Evaluating the performance of a portable home air purifier is a detailed process. Many of the accepted testing methods used for evaluating air purifiers came from the Association of Home Appliance Manufacturers (AHAM) an organization founded in 1967 by manufacturers in the electrical appliance industries. The organization has developed voluntary standard test methods for measuring the performance characteristics of various electrical appliances.
AHAM’s test standard for evaluating the performance of air purifiers is called the “CADR” test. Clean Air Delivery Rate (CADR) testing was developed by the AHAM as a way for the general public to evaluate the effectiveness of air purifiers on the market. Although the idea of creating an easy to understand method for “scoring” air purifiers on the market seems well-intentioned, the test they have developed is severely limited.
CADR is a test of how well an air purifier can remove airborne particulates down to 0.3 microns in size from a controlled room environment within a 20-minute testing duration. The rated performance or CADR is computed by multiplying the airflow output of the device by the particulate removal efficiency within the 20-minute duration which provides the air purifier with a numeric score that is computed using the equation CADR = ε X Q where, ε is the air purifier’s particle removal efficiency percentage (%) and Q is the volumetric air flow rate in cubic feet per minute (CFM) from the air purifier.
Despite the significant limitations of the CADR test method, it is still considered by much of the industry as an acceptable method for evaluating air purifier performance and claims.

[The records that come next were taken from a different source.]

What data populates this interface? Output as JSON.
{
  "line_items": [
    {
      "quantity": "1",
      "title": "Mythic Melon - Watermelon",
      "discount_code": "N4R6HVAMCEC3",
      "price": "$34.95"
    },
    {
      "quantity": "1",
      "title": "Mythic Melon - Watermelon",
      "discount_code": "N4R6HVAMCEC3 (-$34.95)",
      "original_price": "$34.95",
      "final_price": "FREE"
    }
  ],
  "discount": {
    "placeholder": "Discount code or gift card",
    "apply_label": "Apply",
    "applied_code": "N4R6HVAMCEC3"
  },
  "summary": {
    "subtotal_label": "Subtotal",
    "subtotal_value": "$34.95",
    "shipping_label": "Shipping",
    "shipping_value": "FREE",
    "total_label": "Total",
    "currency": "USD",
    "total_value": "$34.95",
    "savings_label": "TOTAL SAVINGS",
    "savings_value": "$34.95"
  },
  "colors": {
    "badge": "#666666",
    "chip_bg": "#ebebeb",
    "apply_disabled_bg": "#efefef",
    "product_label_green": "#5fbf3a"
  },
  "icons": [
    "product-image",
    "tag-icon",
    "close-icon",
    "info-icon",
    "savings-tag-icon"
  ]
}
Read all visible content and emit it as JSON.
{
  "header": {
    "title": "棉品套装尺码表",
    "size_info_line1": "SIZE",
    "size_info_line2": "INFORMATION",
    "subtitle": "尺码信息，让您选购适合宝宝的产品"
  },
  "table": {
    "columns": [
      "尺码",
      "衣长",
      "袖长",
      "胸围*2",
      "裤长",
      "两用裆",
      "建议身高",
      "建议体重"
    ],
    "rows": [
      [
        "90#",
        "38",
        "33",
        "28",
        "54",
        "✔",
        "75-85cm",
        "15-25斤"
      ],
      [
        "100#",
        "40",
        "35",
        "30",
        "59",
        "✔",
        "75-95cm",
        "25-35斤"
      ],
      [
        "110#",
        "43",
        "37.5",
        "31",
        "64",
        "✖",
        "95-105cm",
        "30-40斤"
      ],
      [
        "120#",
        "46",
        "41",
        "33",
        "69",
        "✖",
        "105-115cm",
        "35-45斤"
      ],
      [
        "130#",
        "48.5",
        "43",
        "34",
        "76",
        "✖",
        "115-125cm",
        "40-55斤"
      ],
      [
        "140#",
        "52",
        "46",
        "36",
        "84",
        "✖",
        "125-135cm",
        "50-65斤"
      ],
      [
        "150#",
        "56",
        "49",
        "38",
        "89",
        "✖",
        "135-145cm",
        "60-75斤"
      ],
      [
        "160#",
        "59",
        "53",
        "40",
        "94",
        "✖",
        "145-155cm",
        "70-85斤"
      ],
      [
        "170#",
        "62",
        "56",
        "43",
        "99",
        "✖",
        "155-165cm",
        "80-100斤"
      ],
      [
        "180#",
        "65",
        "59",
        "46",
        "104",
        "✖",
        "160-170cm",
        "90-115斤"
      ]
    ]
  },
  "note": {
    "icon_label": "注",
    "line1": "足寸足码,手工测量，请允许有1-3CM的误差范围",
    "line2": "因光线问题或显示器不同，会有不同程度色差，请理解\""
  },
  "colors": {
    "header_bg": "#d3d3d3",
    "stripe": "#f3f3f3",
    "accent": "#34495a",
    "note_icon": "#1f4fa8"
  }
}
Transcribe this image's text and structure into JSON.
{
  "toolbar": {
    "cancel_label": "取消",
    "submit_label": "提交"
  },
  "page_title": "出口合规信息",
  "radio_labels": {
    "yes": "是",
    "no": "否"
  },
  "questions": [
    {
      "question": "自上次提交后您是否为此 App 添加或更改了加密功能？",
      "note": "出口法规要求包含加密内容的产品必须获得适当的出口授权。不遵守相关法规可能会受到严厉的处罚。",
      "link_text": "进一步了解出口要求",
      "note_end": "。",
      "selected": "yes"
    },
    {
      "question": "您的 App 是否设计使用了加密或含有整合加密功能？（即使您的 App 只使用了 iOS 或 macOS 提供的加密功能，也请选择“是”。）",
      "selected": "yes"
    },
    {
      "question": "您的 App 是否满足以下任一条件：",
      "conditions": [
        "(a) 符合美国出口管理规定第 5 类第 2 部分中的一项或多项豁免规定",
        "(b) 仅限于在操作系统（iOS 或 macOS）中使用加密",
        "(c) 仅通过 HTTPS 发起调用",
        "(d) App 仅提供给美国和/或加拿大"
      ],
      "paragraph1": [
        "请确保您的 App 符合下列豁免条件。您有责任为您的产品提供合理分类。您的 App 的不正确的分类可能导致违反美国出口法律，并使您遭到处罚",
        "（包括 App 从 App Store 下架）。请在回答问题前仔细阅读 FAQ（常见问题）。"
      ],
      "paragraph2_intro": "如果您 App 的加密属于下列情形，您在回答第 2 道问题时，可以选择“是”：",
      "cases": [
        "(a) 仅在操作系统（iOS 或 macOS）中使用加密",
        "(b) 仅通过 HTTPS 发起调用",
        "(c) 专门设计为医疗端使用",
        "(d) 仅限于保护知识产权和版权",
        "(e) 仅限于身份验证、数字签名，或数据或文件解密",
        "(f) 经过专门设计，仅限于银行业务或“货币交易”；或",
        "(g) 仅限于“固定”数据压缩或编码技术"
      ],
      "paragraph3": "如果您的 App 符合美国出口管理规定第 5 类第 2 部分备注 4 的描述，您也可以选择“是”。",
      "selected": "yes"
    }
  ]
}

However, due to these limitations, Celios along with other premium brands do not use CADR to evaluate performance.
Download our Whitepaper for a full report on how to truly measure an air purifier's ability to clean your air.